**ACTIVITY**
If a picture appears among the records, leave it out and set down everything else exactly as it stands.

**DATA PROVIDED**

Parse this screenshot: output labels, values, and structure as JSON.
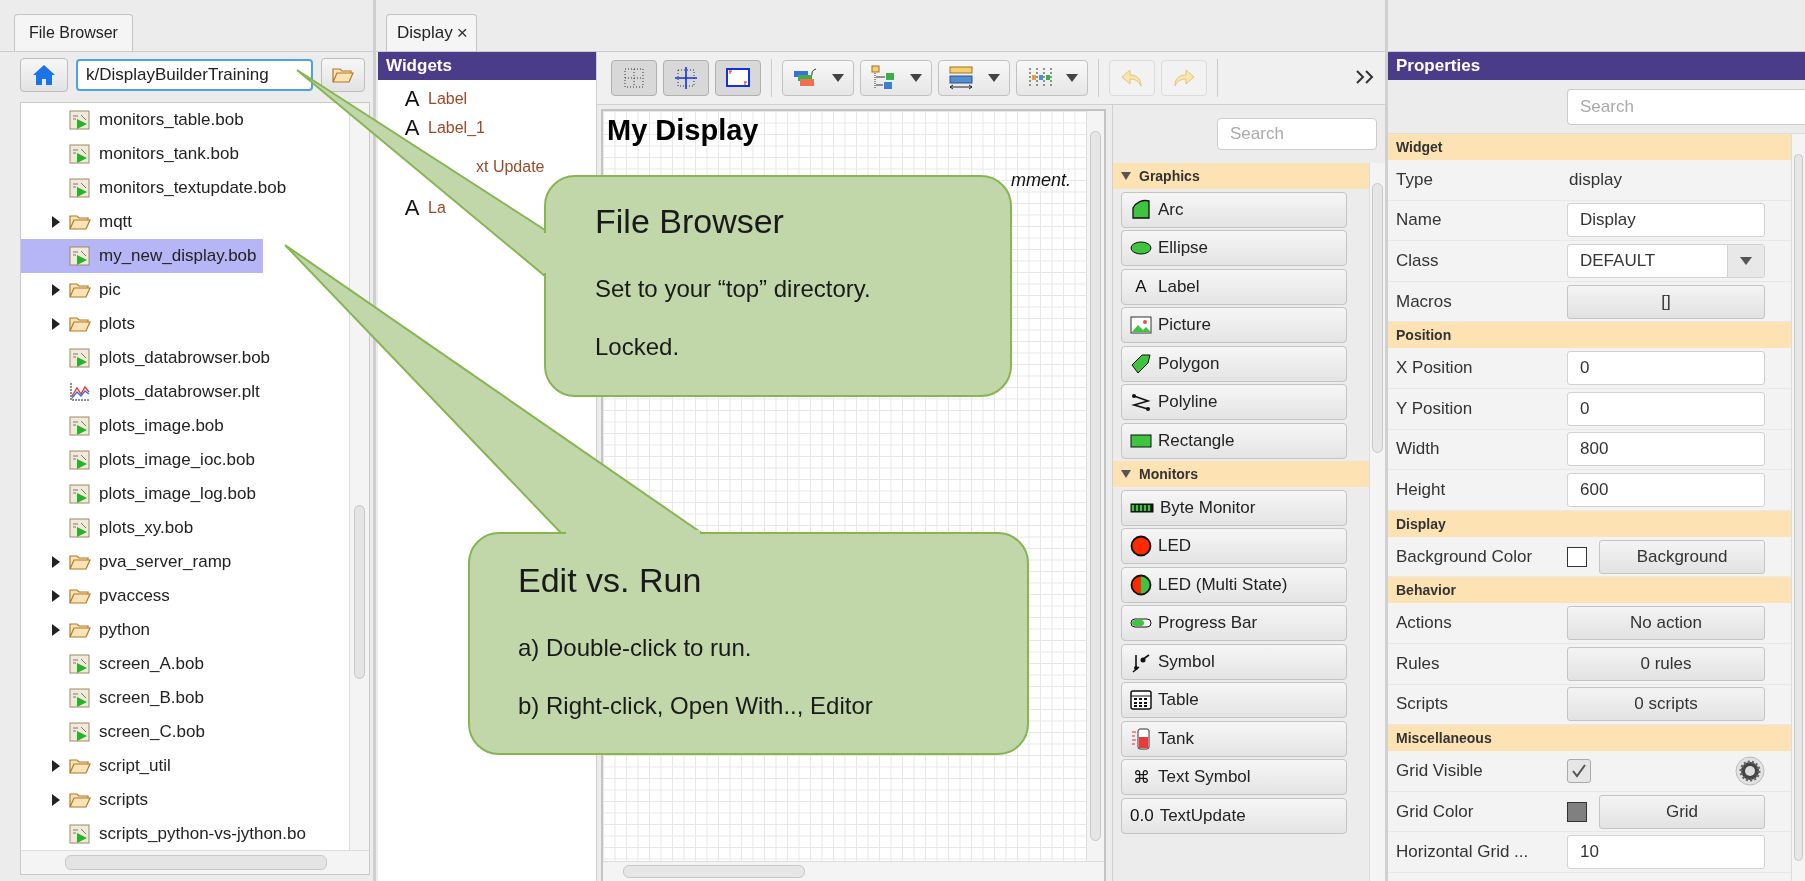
{
  "file_browser": {
    "tab": {
      "label": "File Browser",
      "selected": true
    },
    "path": "k/DisplayBuilderTraining",
    "items": [
      {
        "kind": "display",
        "name": "monitors_table.bob",
        "selected": false
      },
      {
        "kind": "display",
        "name": "monitors_tank.bob",
        "selected": false
      },
      {
        "kind": "display",
        "name": "monitors_textupdate.bob",
        "selected": false
      },
      {
        "kind": "folder",
        "name": "mqtt",
        "expanded": false,
        "selected": false
      },
      {
        "kind": "display",
        "name": "my_new_display.bob",
        "selected": true
      },
      {
        "kind": "folder",
        "name": "pic",
        "expanded": false,
        "selected": false
      },
      {
        "kind": "folder",
        "name": "plots",
        "expanded": false,
        "selected": false
      },
      {
        "kind": "display",
        "name": "plots_databrowser.bob",
        "selected": false
      },
      {
        "kind": "plot",
        "name": "plots_databrowser.plt",
        "selected": false
      },
      {
        "kind": "display",
        "name": "plots_image.bob",
        "selected": false
      },
      {
        "kind": "display",
        "name": "plots_image_ioc.bob",
        "selected": false
      },
      {
        "kind": "display",
        "name": "plots_image_log.bob",
        "selected": false
      },
      {
        "kind": "display",
        "name": "plots_xy.bob",
        "selected": false
      },
      {
        "kind": "folder",
        "name": "pva_server_ramp",
        "expanded": false,
        "selected": false
      },
      {
        "kind": "folder",
        "name": "pvaccess",
        "expanded": false,
        "selected": false
      },
      {
        "kind": "folder",
        "name": "python",
        "expanded": false,
        "selected": false
      },
      {
        "kind": "display",
        "name": "screen_A.bob",
        "selected": false
      },
      {
        "kind": "display",
        "name": "screen_B.bob",
        "selected": false
      },
      {
        "kind": "display",
        "name": "screen_C.bob",
        "selected": false
      },
      {
        "kind": "folder",
        "name": "script_util",
        "expanded": false,
        "selected": false
      },
      {
        "kind": "folder",
        "name": "scripts",
        "expanded": false,
        "selected": false
      },
      {
        "kind": "display",
        "name": "scripts_python-vs-jython.bo",
        "selected": false
      }
    ]
  },
  "editor": {
    "tabs": [
      {
        "label": "Display",
        "close": "×",
        "selected": true
      }
    ],
    "outline": {
      "title": "Widgets",
      "items": [
        {
          "kind": "label",
          "glyph": "A",
          "name": "Label"
        },
        {
          "kind": "label",
          "glyph": "A",
          "name": "Label_1"
        },
        {
          "kind": "text",
          "name": "xt Update"
        },
        {
          "kind": "label",
          "glyph": "A",
          "name": "La"
        }
      ]
    },
    "toolbar": {
      "toggles": [
        {
          "kind": "grid",
          "on": true
        },
        {
          "kind": "snap",
          "on": true
        },
        {
          "kind": "coords",
          "on": true
        }
      ],
      "menus": [
        {
          "kind": "order"
        },
        {
          "kind": "align"
        },
        {
          "kind": "size"
        },
        {
          "kind": "distribute"
        }
      ],
      "undo": {
        "disabled": true
      },
      "redo": {
        "disabled": true
      }
    },
    "canvas": {
      "title": "My Display",
      "comment": "mment."
    },
    "palette": {
      "placeholder": "Search",
      "groups": [
        {
          "name": "Graphics",
          "expanded": true,
          "items": [
            {
              "kind": "arc",
              "name": "Arc"
            },
            {
              "kind": "ellipse",
              "name": "Ellipse"
            },
            {
              "kind": "glyph",
              "glyph": "A",
              "name": "Label"
            },
            {
              "kind": "picture",
              "name": "Picture"
            },
            {
              "kind": "polygon",
              "name": "Polygon"
            },
            {
              "kind": "polyline",
              "name": "Polyline"
            },
            {
              "kind": "rectangle",
              "name": "Rectangle"
            }
          ]
        },
        {
          "name": "Monitors",
          "expanded": true,
          "items": [
            {
              "kind": "byte",
              "name": "Byte Monitor"
            },
            {
              "kind": "led",
              "name": "LED"
            },
            {
              "kind": "multiled",
              "name": "LED (Multi State)"
            },
            {
              "kind": "progress",
              "name": "Progress Bar"
            },
            {
              "kind": "symbol",
              "name": "Symbol"
            },
            {
              "kind": "table",
              "name": "Table"
            },
            {
              "kind": "tank",
              "name": "Tank"
            },
            {
              "kind": "glyph",
              "glyph": "⌘",
              "name": "Text Symbol"
            },
            {
              "kind": "glyph",
              "glyph": "0.0",
              "name": "TextUpdate"
            }
          ]
        }
      ]
    }
  },
  "properties": {
    "title": "Properties",
    "placeholder": "Search",
    "sections": [
      {
        "name": "Widget",
        "rows": [
          {
            "kind": "readonly",
            "label": "Type",
            "value": "display"
          },
          {
            "kind": "text",
            "label": "Name",
            "value": "Display"
          },
          {
            "kind": "combo",
            "label": "Class",
            "value": "DEFAULT"
          },
          {
            "kind": "button",
            "label": "Macros",
            "value": "[]"
          }
        ]
      },
      {
        "name": "Position",
        "rows": [
          {
            "kind": "text",
            "label": "X Position",
            "value": "0"
          },
          {
            "kind": "text",
            "label": "Y Position",
            "value": "0"
          },
          {
            "kind": "text",
            "label": "Width",
            "value": "800"
          },
          {
            "kind": "text",
            "label": "Height",
            "value": "600"
          }
        ]
      },
      {
        "name": "Display",
        "rows": [
          {
            "kind": "color",
            "label": "Background Color",
            "color": "#ffffff",
            "value": "Background"
          }
        ]
      },
      {
        "name": "Behavior",
        "rows": [
          {
            "kind": "button",
            "label": "Actions",
            "value": "No action"
          },
          {
            "kind": "button",
            "label": "Rules",
            "value": "0 rules"
          },
          {
            "kind": "button",
            "label": "Scripts",
            "value": "0 scripts"
          }
        ]
      },
      {
        "name": "Miscellaneous",
        "rows": [
          {
            "kind": "checkbox",
            "label": "Grid Visible",
            "checked": true
          },
          {
            "kind": "color",
            "label": "Grid Color",
            "color": "#808080",
            "value": "Grid"
          },
          {
            "kind": "text",
            "label": "Horizontal Grid ...",
            "value": "10"
          }
        ]
      }
    ]
  },
  "callouts": [
    {
      "title": "File Browser",
      "lines": [
        "Set to your “top” directory.",
        "Locked."
      ]
    },
    {
      "title": "Edit vs. Run",
      "lines": [
        "a) Double-click to run.",
        "b) Right-click, Open With.., Editor"
      ]
    }
  ]
}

**SOLUTION**
Parse this screenshot: output labels, values, and structure as JSON.
{
  "file_browser": {
    "tab": {
      "label": "File Browser",
      "selected": true
    },
    "path": "k/DisplayBuilderTraining",
    "items": [
      {
        "kind": "display",
        "name": "monitors_table.bob",
        "selected": false
      },
      {
        "kind": "display",
        "name": "monitors_tank.bob",
        "selected": false
      },
      {
        "kind": "display",
        "name": "monitors_textupdate.bob",
        "selected": false
      },
      {
        "kind": "folder",
        "name": "mqtt",
        "expanded": false,
        "selected": false
      },
      {
        "kind": "display",
        "name": "my_new_display.bob",
        "selected": true
      },
      {
        "kind": "folder",
        "name": "pic",
        "expanded": false,
        "selected": false
      },
      {
        "kind": "folder",
        "name": "plots",
        "expanded": false,
        "selected": false
      },
      {
        "kind": "display",
        "name": "plots_databrowser.bob",
        "selected": false
      },
      {
        "kind": "plot",
        "name": "plots_databrowser.plt",
        "selected": false
      },
      {
        "kind": "display",
        "name": "plots_image.bob",
        "selected": false
      },
      {
        "kind": "display",
        "name": "plots_image_ioc.bob",
        "selected": false
      },
      {
        "kind": "display",
        "name": "plots_image_log.bob",
        "selected": false
      },
      {
        "kind": "display",
        "name": "plots_xy.bob",
        "selected": false
      },
      {
        "kind": "folder",
        "name": "pva_server_ramp",
        "expanded": false,
        "selected": false
      },
      {
        "kind": "folder",
        "name": "pvaccess",
        "expanded": false,
        "selected": false
      },
      {
        "kind": "folder",
        "name": "python",
        "expanded": false,
        "selected": false
      },
      {
        "kind": "display",
        "name": "screen_A.bob",
        "selected": false
      },
      {
        "kind": "display",
        "name": "screen_B.bob",
        "selected": false
      },
      {
        "kind": "display",
        "name": "screen_C.bob",
        "selected": false
      },
      {
        "kind": "folder",
        "name": "script_util",
        "expanded": false,
        "selected": false
      },
      {
        "kind": "folder",
        "name": "scripts",
        "expanded": false,
        "selected": false
      },
      {
        "kind": "display",
        "name": "scripts_python-vs-jython.bo",
        "selected": false
      }
    ]
  },
  "editor": {
    "tabs": [
      {
        "label": "Display",
        "close": "×",
        "selected": true
      }
    ],
    "outline": {
      "title": "Widgets",
      "items": [
        {
          "kind": "label",
          "glyph": "A",
          "name": "Label"
        },
        {
          "kind": "label",
          "glyph": "A",
          "name": "Label_1"
        },
        {
          "kind": "text",
          "name": "xt Update"
        },
        {
          "kind": "label",
          "glyph": "A",
          "name": "La"
        }
      ]
    },
    "toolbar": {
      "toggles": [
        {
          "kind": "grid",
          "on": true
        },
        {
          "kind": "snap",
          "on": true
        },
        {
          "kind": "coords",
          "on": true
        }
      ],
      "menus": [
        {
          "kind": "order"
        },
        {
          "kind": "align"
        },
        {
          "kind": "size"
        },
        {
          "kind": "distribute"
        }
      ],
      "undo": {
        "disabled": true
      },
      "redo": {
        "disabled": true
      }
    },
    "canvas": {
      "title": "My Display",
      "comment": "mment."
    },
    "palette": {
      "placeholder": "Search",
      "groups": [
        {
          "name": "Graphics",
          "expanded": true,
          "items": [
            {
              "kind": "arc",
              "name": "Arc"
            },
            {
              "kind": "ellipse",
              "name": "Ellipse"
            },
            {
              "kind": "glyph",
              "glyph": "A",
              "name": "Label"
            },
            {
              "kind": "picture",
              "name": "Picture"
            },
            {
              "kind": "polygon",
              "name": "Polygon"
            },
            {
              "kind": "polyline",
              "name": "Polyline"
            },
            {
              "kind": "rectangle",
              "name": "Rectangle"
            }
          ]
        },
        {
          "name": "Monitors",
          "expanded": true,
          "items": [
            {
              "kind": "byte",
              "name": "Byte Monitor"
            },
            {
              "kind": "led",
              "name": "LED"
            },
            {
              "kind": "multiled",
              "name": "LED (Multi State)"
            },
            {
              "kind": "progress",
              "name": "Progress Bar"
            },
            {
              "kind": "symbol",
              "name": "Symbol"
            },
            {
              "kind": "table",
              "name": "Table"
            },
            {
              "kind": "tank",
              "name": "Tank"
            },
            {
              "kind": "glyph",
              "glyph": "⌘",
              "name": "Text Symbol"
            },
            {
              "kind": "glyph",
              "glyph": "0.0",
              "name": "TextUpdate"
            }
          ]
        }
      ]
    }
  },
  "properties": {
    "title": "Properties",
    "placeholder": "Search",
    "sections": [
      {
        "name": "Widget",
        "rows": [
          {
            "kind": "readonly",
            "label": "Type",
            "value": "display"
          },
          {
            "kind": "text",
            "label": "Name",
            "value": "Display"
          },
          {
            "kind": "combo",
            "label": "Class",
            "value": "DEFAULT"
          },
          {
            "kind": "button",
            "label": "Macros",
            "value": "[]"
          }
        ]
      },
      {
        "name": "Position",
        "rows": [
          {
            "kind": "text",
            "label": "X Position",
            "value": "0"
          },
          {
            "kind": "text",
            "label": "Y Position",
            "value": "0"
          },
          {
            "kind": "text",
            "label": "Width",
            "value": "800"
          },
          {
            "kind": "text",
            "label": "Height",
            "value": "600"
          }
        ]
      },
      {
        "name": "Display",
        "rows": [
          {
            "kind": "color",
            "label": "Background Color",
            "color": "#ffffff",
            "value": "Background"
          }
        ]
      },
      {
        "name": "Behavior",
        "rows": [
          {
            "kind": "button",
            "label": "Actions",
            "value": "No action"
          },
          {
            "kind": "button",
            "label": "Rules",
            "value": "0 rules"
          },
          {
            "kind": "button",
            "label": "Scripts",
            "value": "0 scripts"
          }
        ]
      },
      {
        "name": "Miscellaneous",
        "rows": [
          {
            "kind": "checkbox",
            "label": "Grid Visible",
            "checked": true
          },
          {
            "kind": "color",
            "label": "Grid Color",
            "color": "#808080",
            "value": "Grid"
          },
          {
            "kind": "text",
            "label": "Horizontal Grid ...",
            "value": "10"
          }
        ]
      }
    ]
  },
  "callouts": [
    {
      "title": "File Browser",
      "lines": [
        "Set to your “top” directory.",
        "Locked."
      ]
    },
    {
      "title": "Edit vs. Run",
      "lines": [
        "a) Double-click to run.",
        "b) Right-click, Open With.., Editor"
      ]
    }
  ]
}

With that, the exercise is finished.